charming words aren’t true.
Good people aren’t contentious,
contentious people aren’t good.
People who know aren’t learned,
learned people don’t know.
Wise souls don’t hoard;
the more they do for others the more they have,
the more they give the richer they are.
The Way of heaven profits without destroying.
Doing without outdoing
is the Way of the wise.
In this final poem, Lao Tzu drums out several of the paradoxes and central ideas that make up the Way. To give is to gain. To learn is not to know. Being truthful and good may not make you friends or give you the kind of power generally thought of as power.
The Way is simplicity. It’s flexible.
The Way is smiling and laughing.
The Way is feeding ducks at a pond.
The Way is buying groceries for the guy who forgot his wallet at home.
The Way is walking through a city or field or forest or park.
The Way is many things and yet hard to state.
But at its core, it’s asking us to be kind and gentle and thoughtful.
That’s pretty much it.
Kindness can change the world. Every act of kindness you do will ripple into the acts of others. Kindness will swell, very gradually, and that rippling can become a wave and that wave can sweep over a city, over a state, over a country. But only if we don’t seek such power. Only if we simply act and follow the Way.
It’s a beautiful thought, and it may be a true one. But it’s a lot to ask of people, for some reason.
Being kind is a radical act. Promoting peace is a radical idea in this country that loves war so much. But it’s only through these radical acts that the nation will change.

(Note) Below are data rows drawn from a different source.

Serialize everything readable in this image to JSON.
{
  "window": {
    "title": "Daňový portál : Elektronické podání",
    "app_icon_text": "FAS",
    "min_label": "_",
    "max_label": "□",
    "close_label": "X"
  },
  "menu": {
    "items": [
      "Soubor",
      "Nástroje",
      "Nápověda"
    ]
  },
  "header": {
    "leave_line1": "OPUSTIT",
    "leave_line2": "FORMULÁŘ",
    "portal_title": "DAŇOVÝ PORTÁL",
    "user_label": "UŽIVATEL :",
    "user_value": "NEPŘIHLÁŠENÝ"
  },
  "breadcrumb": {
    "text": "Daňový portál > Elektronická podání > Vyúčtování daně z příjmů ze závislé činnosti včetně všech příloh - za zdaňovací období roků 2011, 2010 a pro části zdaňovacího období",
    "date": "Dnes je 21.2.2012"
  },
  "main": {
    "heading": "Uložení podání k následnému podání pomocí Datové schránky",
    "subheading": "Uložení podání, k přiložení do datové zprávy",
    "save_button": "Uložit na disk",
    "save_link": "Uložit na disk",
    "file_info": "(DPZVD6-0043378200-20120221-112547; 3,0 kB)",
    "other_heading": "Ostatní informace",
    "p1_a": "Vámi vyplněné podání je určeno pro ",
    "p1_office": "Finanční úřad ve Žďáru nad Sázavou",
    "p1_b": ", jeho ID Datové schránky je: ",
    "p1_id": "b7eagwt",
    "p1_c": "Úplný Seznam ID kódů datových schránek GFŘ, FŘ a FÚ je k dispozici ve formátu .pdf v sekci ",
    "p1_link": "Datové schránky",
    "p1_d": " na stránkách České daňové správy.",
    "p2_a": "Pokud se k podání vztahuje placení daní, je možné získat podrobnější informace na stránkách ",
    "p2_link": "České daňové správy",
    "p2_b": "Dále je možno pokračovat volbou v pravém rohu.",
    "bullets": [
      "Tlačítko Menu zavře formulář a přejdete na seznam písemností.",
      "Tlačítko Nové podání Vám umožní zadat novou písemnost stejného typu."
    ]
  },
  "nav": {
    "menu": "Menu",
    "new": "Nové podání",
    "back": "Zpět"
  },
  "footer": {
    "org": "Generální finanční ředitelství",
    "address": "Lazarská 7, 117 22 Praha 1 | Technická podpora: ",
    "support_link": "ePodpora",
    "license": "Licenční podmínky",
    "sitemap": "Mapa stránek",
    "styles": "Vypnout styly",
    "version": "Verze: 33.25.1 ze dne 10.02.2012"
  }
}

So resist. Be gentle, be peaceful, be kind. It’s the most meaningful act of resistance we have available.